Records to use Block Start

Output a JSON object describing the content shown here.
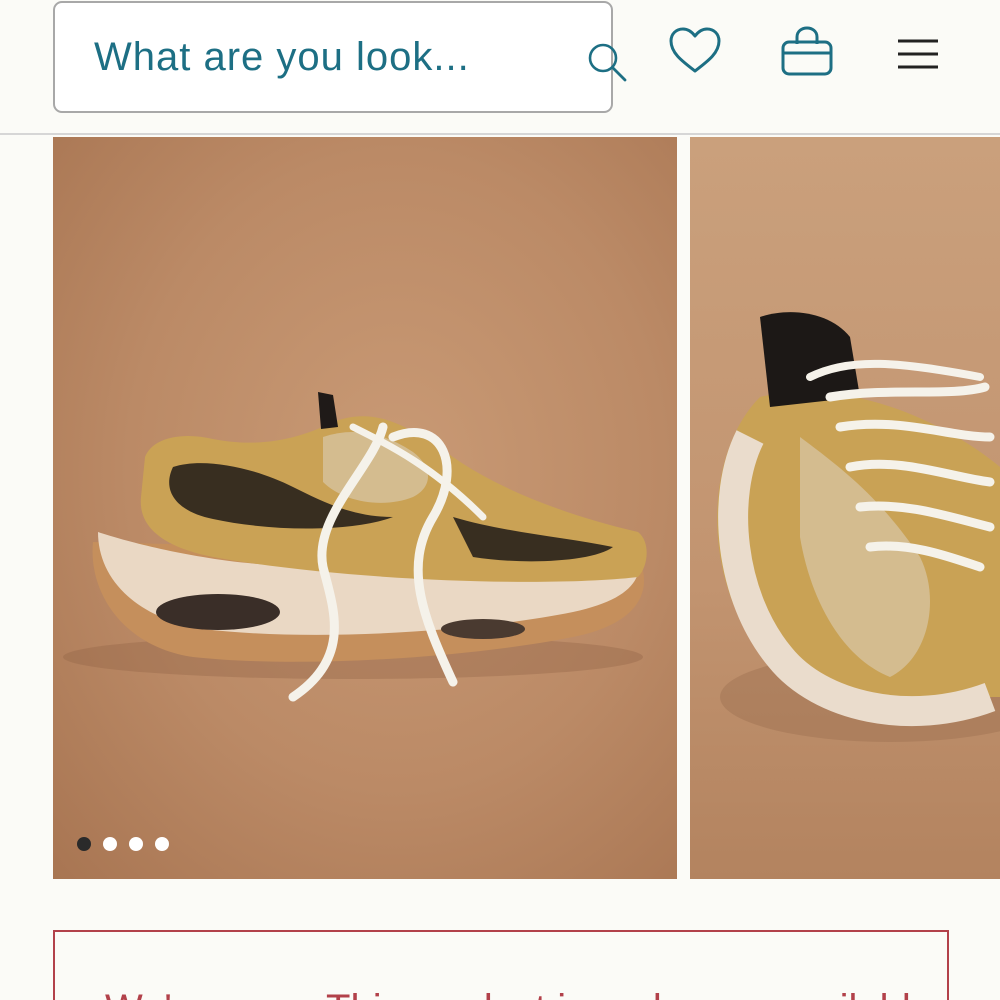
{
  "header": {
    "search": {
      "placeholder": "What are you look..."
    },
    "icons": {
      "search": "search-icon",
      "wishlist": "heart-icon",
      "bag": "shopping-bag-icon",
      "menu": "hamburger-menu-icon"
    }
  },
  "gallery": {
    "slides": [
      {
        "subject": "gold-and-black-mesh-sneaker-side-view"
      },
      {
        "subject": "gold-and-black-mesh-sneaker-front-angle"
      }
    ],
    "dots": {
      "count": 4,
      "active_index": 0
    }
  },
  "notice": {
    "text": "We're sorry. This product is no longer available."
  },
  "colors": {
    "accent": "#1d6f84",
    "notice": "#b2414a",
    "background": "#fbfbf7"
  }
}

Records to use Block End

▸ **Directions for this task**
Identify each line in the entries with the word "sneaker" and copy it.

▸ **Task result**
        "subject": "gold-and-black-mesh-sneaker-side-view"
        "subject": "gold-and-black-mesh-sneaker-front-angle"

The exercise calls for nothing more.